ABOUT THIS TASK: Would you go through the records below and copy each line with the string "name"?

DATASET RECORDS:

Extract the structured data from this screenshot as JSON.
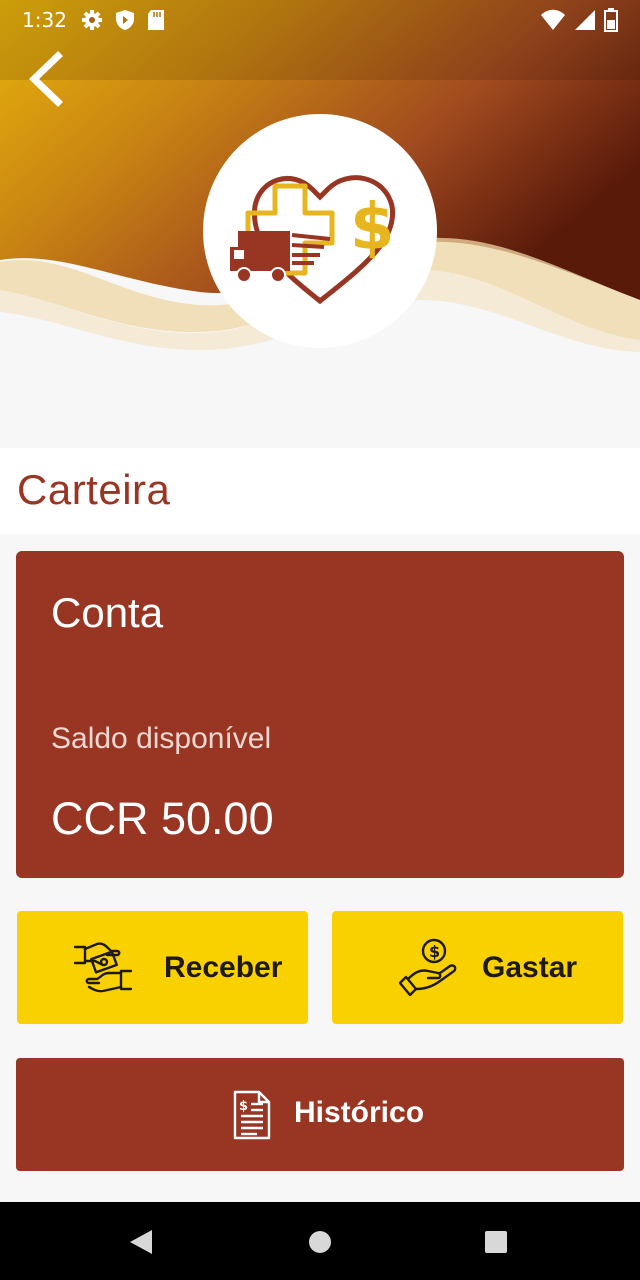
{
  "status_bar": {
    "time": "1:32",
    "left_icons": [
      "gear-icon",
      "shield-icon",
      "sd-card-icon"
    ],
    "right_icons": [
      "wifi-icon",
      "signal-icon",
      "battery-icon"
    ]
  },
  "header": {
    "back_icon": "chevron-left-icon",
    "logo": "truck-cross-heart-dollar-logo",
    "gradient_colors": [
      "#e8b10b",
      "#b5701e",
      "#8d3520",
      "#5e1d0c"
    ]
  },
  "page": {
    "title": "Carteira"
  },
  "account_card": {
    "name": "Conta",
    "balance_label": "Saldo disponível",
    "balance_value": "CCR 50.00",
    "color": "#983523"
  },
  "actions": {
    "receive_label": "Receber",
    "receive_icon": "hands-exchange-money-icon",
    "spend_label": "Gastar",
    "spend_icon": "hand-coin-icon",
    "history_label": "Histórico",
    "history_icon": "document-dollar-icon",
    "yellow": "#fad100"
  },
  "nav_bar": {
    "icons": [
      "back-triangle-icon",
      "home-circle-icon",
      "recents-square-icon"
    ]
  }
}
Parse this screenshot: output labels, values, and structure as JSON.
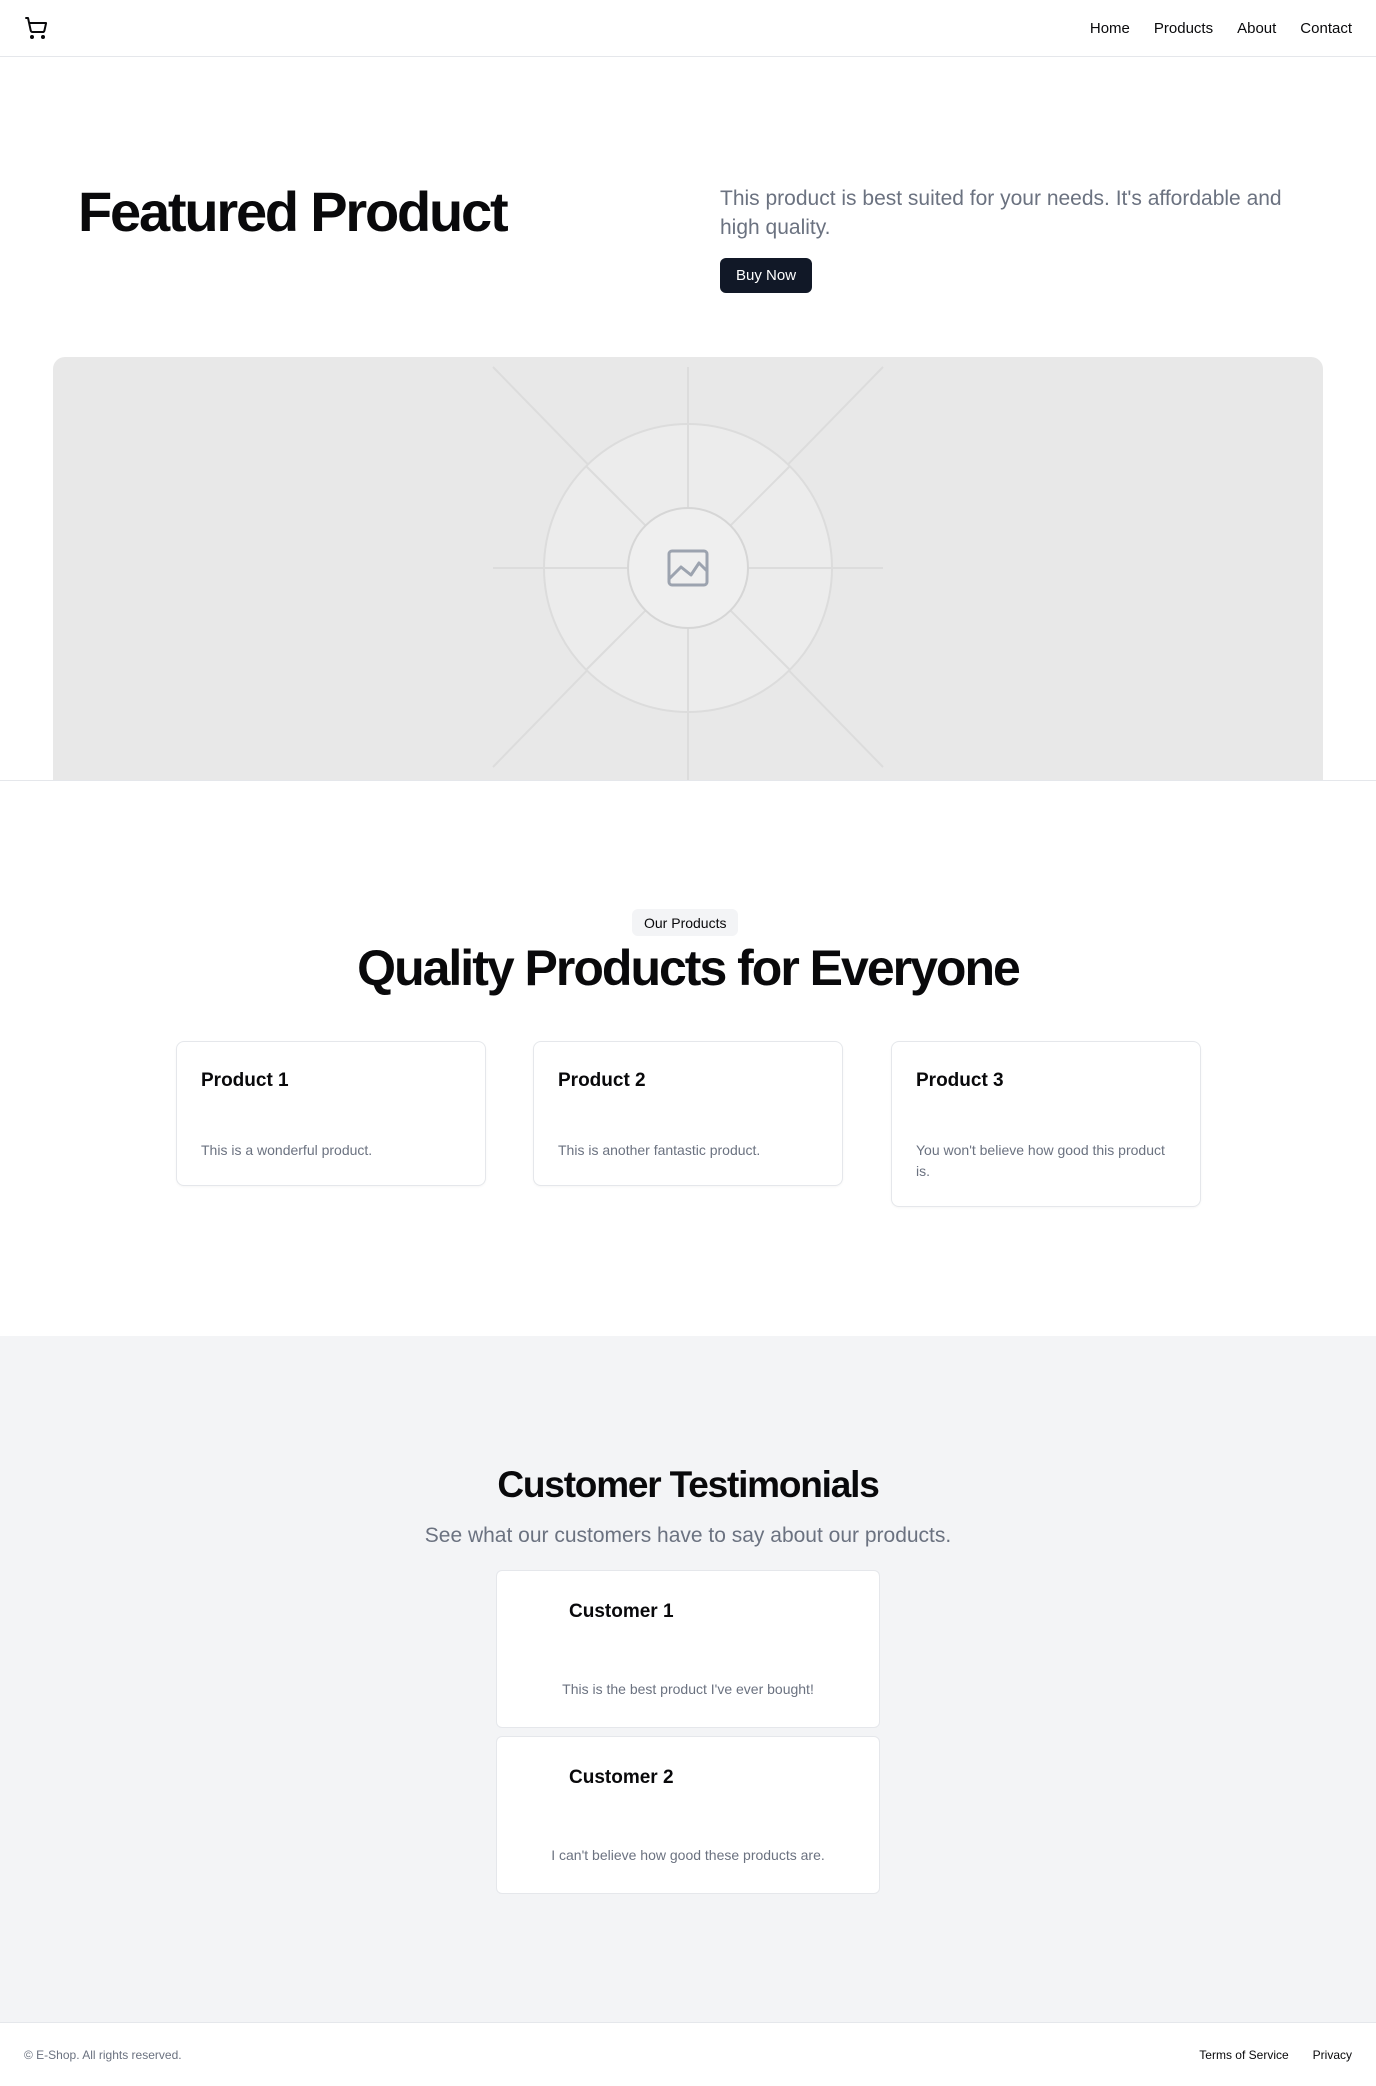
{
  "header": {
    "logo_icon": "shopping-cart-icon",
    "nav": [
      {
        "label": "Home"
      },
      {
        "label": "Products"
      },
      {
        "label": "About"
      },
      {
        "label": "Contact"
      }
    ]
  },
  "hero": {
    "title": "Featured Product",
    "description": "This product is best suited for your needs. It's affordable and high quality.",
    "button_label": "Buy Now",
    "image_icon": "image-placeholder-icon"
  },
  "products": {
    "badge": "Our Products",
    "title": "Quality Products for Everyone",
    "items": [
      {
        "name": "Product 1",
        "description": "This is a wonderful product."
      },
      {
        "name": "Product 2",
        "description": "This is another fantastic product."
      },
      {
        "name": "Product 3",
        "description": "You won't believe how good this product is."
      }
    ]
  },
  "testimonials": {
    "title": "Customer Testimonials",
    "subtitle": "See what our customers have to say about our products.",
    "items": [
      {
        "name": "Customer 1",
        "quote": "This is the best product I've ever bought!"
      },
      {
        "name": "Customer 2",
        "quote": "I can't believe how good these products are."
      }
    ]
  },
  "footer": {
    "copyright": "© E-Shop. All rights reserved.",
    "links": [
      {
        "label": "Terms of Service"
      },
      {
        "label": "Privacy"
      }
    ]
  },
  "colors": {
    "primary": "#111827",
    "muted_text": "#6b7280",
    "border": "#e5e7eb",
    "section_bg": "#f3f4f6"
  }
}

RESULT OF THE EXERCISE:
    "name": "Conta",
        "name": "Product 1",
        "name": "Product 2",
        "name": "Product 3",
        "name": "Customer 1",
        "name": "Customer 2",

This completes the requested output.